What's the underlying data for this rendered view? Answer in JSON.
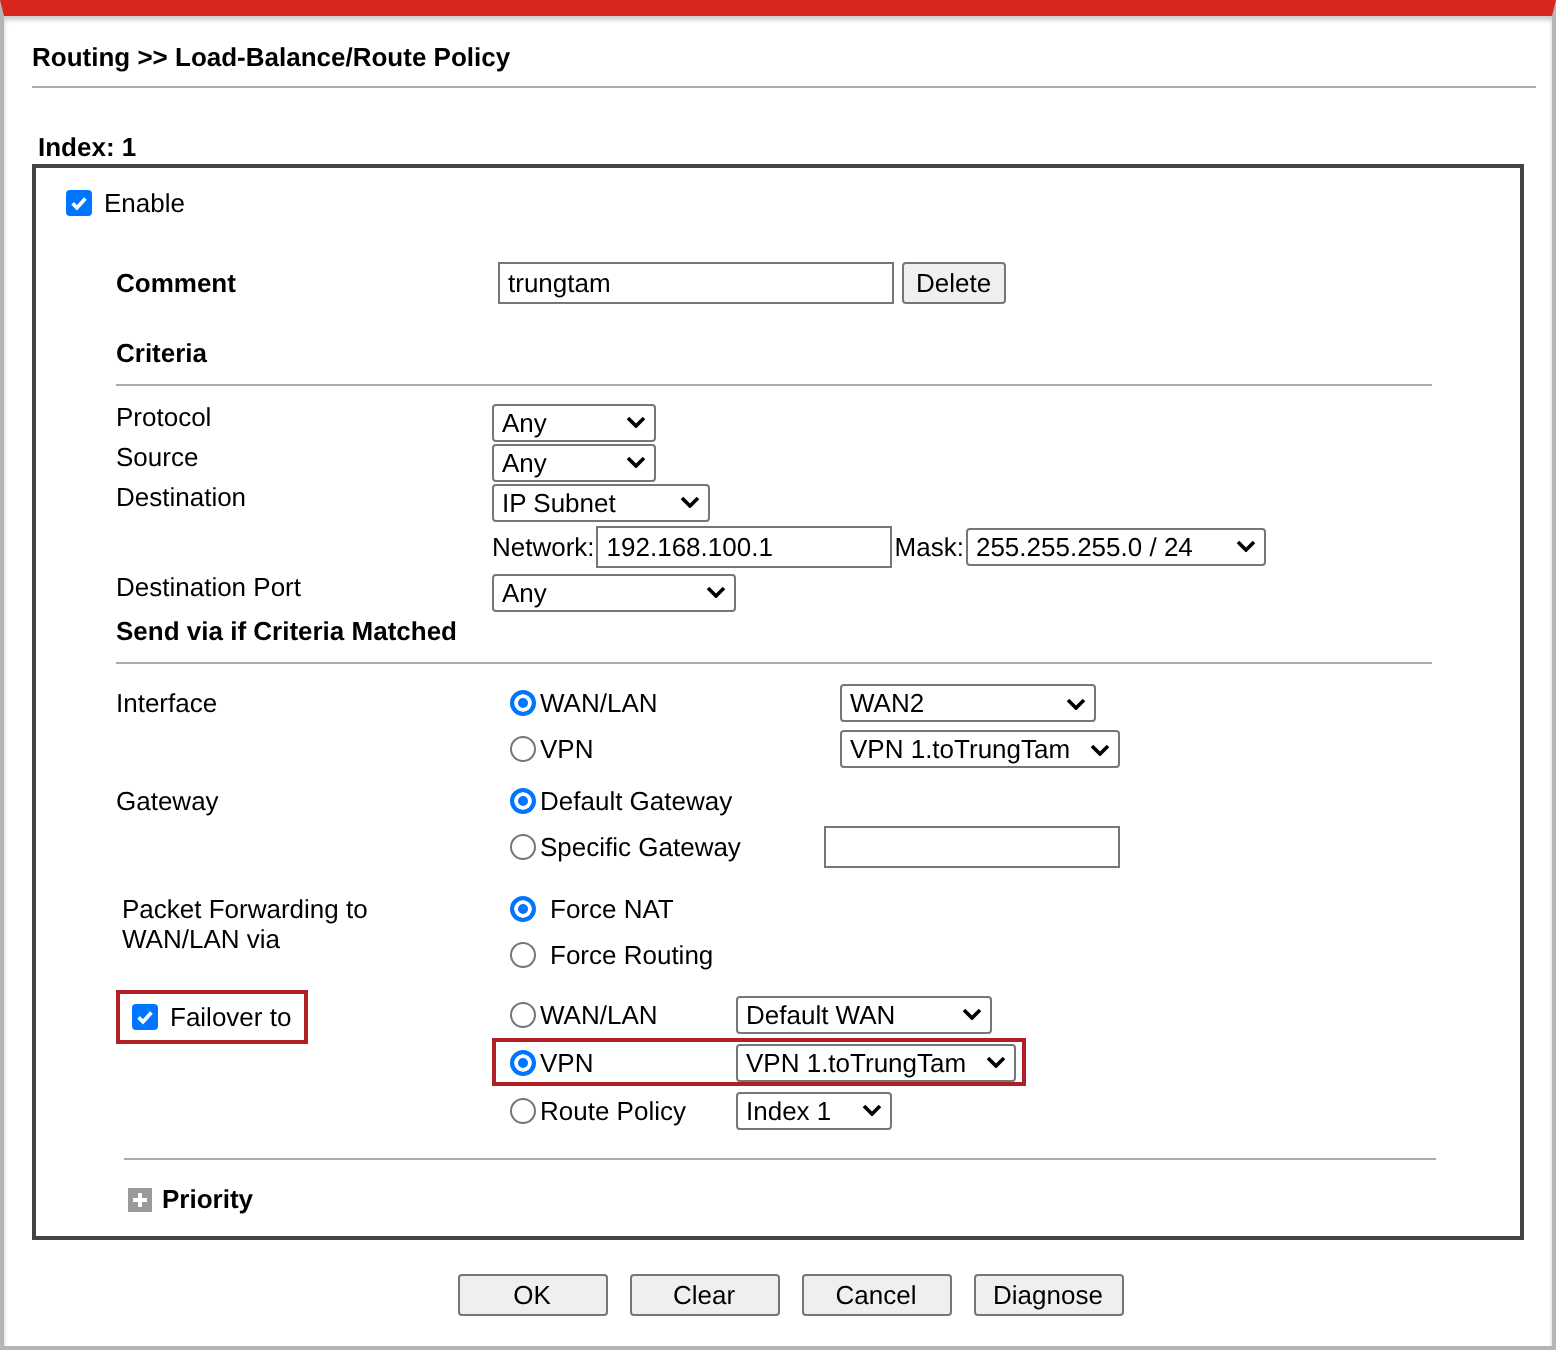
{
  "title": "Routing >> Load-Balance/Route Policy",
  "index_label": "Index: 1",
  "enable": {
    "label": "Enable",
    "checked": true
  },
  "comment": {
    "label": "Comment",
    "value": "trungtam",
    "button": "Delete"
  },
  "criteria": {
    "heading": "Criteria",
    "protocol": {
      "label": "Protocol",
      "value": "Any"
    },
    "source": {
      "label": "Source",
      "value": "Any"
    },
    "destination": {
      "label": "Destination",
      "value": "IP Subnet",
      "network_label": "Network:",
      "network": "192.168.100.1",
      "mask_label": "Mask:",
      "mask": "255.255.255.0 / 24"
    },
    "destination_port": {
      "label": "Destination Port",
      "value": "Any"
    }
  },
  "send_via": {
    "heading": "Send via if Criteria Matched",
    "interface": {
      "label": "Interface",
      "options": [
        {
          "label": "WAN/LAN",
          "selected": true,
          "kind": "select",
          "value": "WAN2"
        },
        {
          "label": "VPN",
          "selected": false,
          "kind": "select",
          "value": "VPN 1.toTrungTam"
        }
      ]
    },
    "gateway": {
      "label": "Gateway",
      "options": [
        {
          "label": "Default Gateway",
          "selected": true,
          "kind": "plain"
        },
        {
          "label": "Specific Gateway",
          "selected": false,
          "kind": "field"
        }
      ]
    },
    "packet_forwarding": {
      "label": "Packet Forwarding to WAN/LAN via",
      "options": [
        {
          "label": "Force NAT",
          "selected": true
        },
        {
          "label": "Force Routing",
          "selected": false
        }
      ]
    },
    "failover": {
      "label": "Failover to",
      "checked": true,
      "highlighted": true,
      "options": [
        {
          "label": "WAN/LAN",
          "selected": false,
          "kind": "select",
          "value": "Default WAN",
          "highlighted": false
        },
        {
          "label": "VPN",
          "selected": true,
          "kind": "select",
          "value": "VPN 1.toTrungTam",
          "highlighted": true
        },
        {
          "label": "Route Policy",
          "selected": false,
          "kind": "select",
          "value": "Index 1",
          "highlighted": false
        }
      ]
    }
  },
  "priority": {
    "label": "Priority",
    "expanded": false
  },
  "buttons": [
    "OK",
    "Clear",
    "Cancel",
    "Diagnose"
  ]
}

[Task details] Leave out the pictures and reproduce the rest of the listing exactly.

[Worked solution]
What's the underlying data for this rendered view? Answer in JSON.
{
  "title": "Routing >> Load-Balance/Route Policy",
  "index_label": "Index: 1",
  "enable": {
    "label": "Enable",
    "checked": true
  },
  "comment": {
    "label": "Comment",
    "value": "trungtam",
    "button": "Delete"
  },
  "criteria": {
    "heading": "Criteria",
    "protocol": {
      "label": "Protocol",
      "value": "Any"
    },
    "source": {
      "label": "Source",
      "value": "Any"
    },
    "destination": {
      "label": "Destination",
      "value": "IP Subnet",
      "network_label": "Network:",
      "network": "192.168.100.1",
      "mask_label": "Mask:",
      "mask": "255.255.255.0 / 24"
    },
    "destination_port": {
      "label": "Destination Port",
      "value": "Any"
    }
  },
  "send_via": {
    "heading": "Send via if Criteria Matched",
    "interface": {
      "label": "Interface",
      "options": [
        {
          "label": "WAN/LAN",
          "selected": true,
          "kind": "select",
          "value": "WAN2"
        },
        {
          "label": "VPN",
          "selected": false,
          "kind": "select",
          "value": "VPN 1.toTrungTam"
        }
      ]
    },
    "gateway": {
      "label": "Gateway",
      "options": [
        {
          "label": "Default Gateway",
          "selected": true,
          "kind": "plain"
        },
        {
          "label": "Specific Gateway",
          "selected": false,
          "kind": "field"
        }
      ]
    },
    "packet_forwarding": {
      "label": "Packet Forwarding to WAN/LAN via",
      "options": [
        {
          "label": "Force NAT",
          "selected": true
        },
        {
          "label": "Force Routing",
          "selected": false
        }
      ]
    },
    "failover": {
      "label": "Failover to",
      "checked": true,
      "highlighted": true,
      "options": [
        {
          "label": "WAN/LAN",
          "selected": false,
          "kind": "select",
          "value": "Default WAN",
          "highlighted": false
        },
        {
          "label": "VPN",
          "selected": true,
          "kind": "select",
          "value": "VPN 1.toTrungTam",
          "highlighted": true
        },
        {
          "label": "Route Policy",
          "selected": false,
          "kind": "select",
          "value": "Index 1",
          "highlighted": false
        }
      ]
    }
  },
  "priority": {
    "label": "Priority",
    "expanded": false
  },
  "buttons": [
    "OK",
    "Clear",
    "Cancel",
    "Diagnose"
  ]
}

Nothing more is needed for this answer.